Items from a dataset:
++++++++++
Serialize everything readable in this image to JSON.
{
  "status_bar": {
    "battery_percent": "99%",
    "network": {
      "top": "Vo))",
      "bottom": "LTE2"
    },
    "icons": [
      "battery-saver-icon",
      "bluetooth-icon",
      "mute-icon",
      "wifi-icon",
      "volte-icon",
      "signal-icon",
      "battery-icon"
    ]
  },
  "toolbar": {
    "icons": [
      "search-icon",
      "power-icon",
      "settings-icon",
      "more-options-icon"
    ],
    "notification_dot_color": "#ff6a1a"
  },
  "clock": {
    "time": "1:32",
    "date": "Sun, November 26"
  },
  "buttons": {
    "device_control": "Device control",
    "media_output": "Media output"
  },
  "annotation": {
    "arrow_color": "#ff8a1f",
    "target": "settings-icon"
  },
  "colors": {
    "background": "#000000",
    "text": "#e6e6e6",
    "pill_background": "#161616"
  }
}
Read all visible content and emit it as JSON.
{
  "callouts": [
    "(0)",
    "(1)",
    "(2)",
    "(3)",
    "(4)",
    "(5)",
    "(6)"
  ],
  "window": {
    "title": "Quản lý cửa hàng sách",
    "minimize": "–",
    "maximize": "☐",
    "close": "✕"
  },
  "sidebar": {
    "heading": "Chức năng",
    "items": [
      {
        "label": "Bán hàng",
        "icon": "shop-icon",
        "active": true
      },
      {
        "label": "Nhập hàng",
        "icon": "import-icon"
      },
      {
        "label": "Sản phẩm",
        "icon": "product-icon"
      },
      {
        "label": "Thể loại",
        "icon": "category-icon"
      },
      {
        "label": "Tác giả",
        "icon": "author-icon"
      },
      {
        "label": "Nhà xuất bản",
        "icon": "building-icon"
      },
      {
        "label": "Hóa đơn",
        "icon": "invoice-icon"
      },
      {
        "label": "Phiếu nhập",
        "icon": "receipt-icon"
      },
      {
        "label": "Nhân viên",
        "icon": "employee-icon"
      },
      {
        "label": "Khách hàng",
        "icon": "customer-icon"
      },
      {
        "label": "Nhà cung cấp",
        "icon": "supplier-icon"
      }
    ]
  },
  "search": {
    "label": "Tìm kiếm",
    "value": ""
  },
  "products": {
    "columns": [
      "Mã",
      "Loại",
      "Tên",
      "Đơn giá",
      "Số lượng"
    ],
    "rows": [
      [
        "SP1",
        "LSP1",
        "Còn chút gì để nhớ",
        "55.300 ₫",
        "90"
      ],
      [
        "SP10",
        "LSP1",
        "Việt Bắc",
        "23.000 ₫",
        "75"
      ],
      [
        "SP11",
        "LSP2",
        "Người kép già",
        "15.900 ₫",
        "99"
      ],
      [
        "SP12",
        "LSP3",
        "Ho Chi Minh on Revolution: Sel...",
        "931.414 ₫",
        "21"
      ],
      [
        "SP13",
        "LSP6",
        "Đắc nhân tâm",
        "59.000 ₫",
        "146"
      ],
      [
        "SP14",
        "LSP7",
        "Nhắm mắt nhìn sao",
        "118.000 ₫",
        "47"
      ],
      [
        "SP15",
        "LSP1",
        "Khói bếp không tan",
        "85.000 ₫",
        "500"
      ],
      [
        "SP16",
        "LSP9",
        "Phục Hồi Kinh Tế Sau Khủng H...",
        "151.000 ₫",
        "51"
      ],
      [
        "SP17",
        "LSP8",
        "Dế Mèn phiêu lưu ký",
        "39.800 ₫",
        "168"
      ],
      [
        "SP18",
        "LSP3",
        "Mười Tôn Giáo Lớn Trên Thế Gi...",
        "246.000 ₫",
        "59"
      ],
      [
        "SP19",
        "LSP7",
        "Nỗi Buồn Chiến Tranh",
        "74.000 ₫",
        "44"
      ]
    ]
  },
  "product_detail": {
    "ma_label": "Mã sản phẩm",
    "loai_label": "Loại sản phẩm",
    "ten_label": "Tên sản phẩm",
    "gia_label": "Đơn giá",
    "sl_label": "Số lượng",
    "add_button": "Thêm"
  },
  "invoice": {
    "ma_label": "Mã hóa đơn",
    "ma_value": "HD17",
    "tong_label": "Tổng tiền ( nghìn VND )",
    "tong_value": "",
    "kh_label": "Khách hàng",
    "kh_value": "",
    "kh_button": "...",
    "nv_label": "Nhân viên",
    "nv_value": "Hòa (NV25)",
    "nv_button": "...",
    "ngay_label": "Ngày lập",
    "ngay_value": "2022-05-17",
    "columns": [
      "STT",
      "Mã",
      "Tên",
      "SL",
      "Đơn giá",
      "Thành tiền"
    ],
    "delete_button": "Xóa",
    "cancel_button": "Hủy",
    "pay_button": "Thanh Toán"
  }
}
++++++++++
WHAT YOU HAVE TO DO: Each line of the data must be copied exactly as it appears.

RESPONSE TO THIS EXERCISE:
Serialize everything readable in this image to JSON.
{
  "status_bar": {
    "battery_percent": "99%",
    "network": {
      "top": "Vo))",
      "bottom": "LTE2"
    },
    "icons": [
      "battery-saver-icon",
      "bluetooth-icon",
      "mute-icon",
      "wifi-icon",
      "volte-icon",
      "signal-icon",
      "battery-icon"
    ]
  },
  "toolbar": {
    "icons": [
      "search-icon",
      "power-icon",
      "settings-icon",
      "more-options-icon"
    ],
    "notification_dot_color": "#ff6a1a"
  },
  "clock": {
    "time": "1:32",
    "date": "Sun, November 26"
  },
  "buttons": {
    "device_control": "Device control",
    "media_output": "Media output"
  },
  "annotation": {
    "arrow_color": "#ff8a1f",
    "target": "settings-icon"
  },
  "colors": {
    "background": "#000000",
    "text": "#e6e6e6",
    "pill_background": "#161616"
  }
}
Read all visible content and emit it as JSON.
{
  "callouts": [
    "(0)",
    "(1)",
    "(2)",
    "(3)",
    "(4)",
    "(5)",
    "(6)"
  ],
  "window": {
    "title": "Quản lý cửa hàng sách",
    "minimize": "–",
    "maximize": "☐",
    "close": "✕"
  },
  "sidebar": {
    "heading": "Chức năng",
    "items": [
      {
        "label": "Bán hàng",
        "icon": "shop-icon",
        "active": true
      },
      {
        "label": "Nhập hàng",
        "icon": "import-icon"
      },
      {
        "label": "Sản phẩm",
        "icon": "product-icon"
      },
      {
        "label": "Thể loại",
        "icon": "category-icon"
      },
      {
        "label": "Tác giả",
        "icon": "author-icon"
      },
      {
        "label": "Nhà xuất bản",
        "icon": "building-icon"
      },
      {
        "label": "Hóa đơn",
        "icon": "invoice-icon"
      },
      {
        "label": "Phiếu nhập",
        "icon": "receipt-icon"
      },
      {
        "label": "Nhân viên",
        "icon": "employee-icon"
      },
      {
        "label": "Khách hàng",
        "icon": "customer-icon"
      },
      {
        "label": "Nhà cung cấp",
        "icon": "supplier-icon"
      }
    ]
  },
  "search": {
    "label": "Tìm kiếm",
    "value": ""
  },
  "products": {
    "columns": [
      "Mã",
      "Loại",
      "Tên",
      "Đơn giá",
      "Số lượng"
    ],
    "rows": [
      [
        "SP1",
        "LSP1",
        "Còn chút gì để nhớ",
        "55.300 ₫",
        "90"
      ],
      [
        "SP10",
        "LSP1",
        "Việt Bắc",
        "23.000 ₫",
        "75"
      ],
      [
        "SP11",
        "LSP2",
        "Người kép già",
        "15.900 ₫",
        "99"
      ],
      [
        "SP12",
        "LSP3",
        "Ho Chi Minh on Revolution: Sel...",
        "931.414 ₫",
        "21"
      ],
      [
        "SP13",
        "LSP6",
        "Đắc nhân tâm",
        "59.000 ₫",
        "146"
      ],
      [
        "SP14",
        "LSP7",
        "Nhắm mắt nhìn sao",
        "118.000 ₫",
        "47"
      ],
      [
        "SP15",
        "LSP1",
        "Khói bếp không tan",
        "85.000 ₫",
        "500"
      ],
      [
        "SP16",
        "LSP9",
        "Phục Hồi Kinh Tế Sau Khủng H...",
        "151.000 ₫",
        "51"
      ],
      [
        "SP17",
        "LSP8",
        "Dế Mèn phiêu lưu ký",
        "39.800 ₫",
        "168"
      ],
      [
        "SP18",
        "LSP3",
        "Mười Tôn Giáo Lớn Trên Thế Gi...",
        "246.000 ₫",
        "59"
      ],
      [
        "SP19",
        "LSP7",
        "Nỗi Buồn Chiến Tranh",
        "74.000 ₫",
        "44"
      ]
    ]
  },
  "product_detail": {
    "ma_label": "Mã sản phẩm",
    "loai_label": "Loại sản phẩm",
    "ten_label": "Tên sản phẩm",
    "gia_label": "Đơn giá",
    "sl_label": "Số lượng",
    "add_button": "Thêm"
  },
  "invoice": {
    "ma_label": "Mã hóa đơn",
    "ma_value": "HD17",
    "tong_label": "Tổng tiền ( nghìn VND )",
    "tong_value": "",
    "kh_label": "Khách hàng",
    "kh_value": "",
    "kh_button": "...",
    "nv_label": "Nhân viên",
    "nv_value": "Hòa (NV25)",
    "nv_button": "...",
    "ngay_label": "Ngày lập",
    "ngay_value": "2022-05-17",
    "columns": [
      "STT",
      "Mã",
      "Tên",
      "SL",
      "Đơn giá",
      "Thành tiền"
    ],
    "delete_button": "Xóa",
    "cancel_button": "Hủy",
    "pay_button": "Thanh Toán"
  }
}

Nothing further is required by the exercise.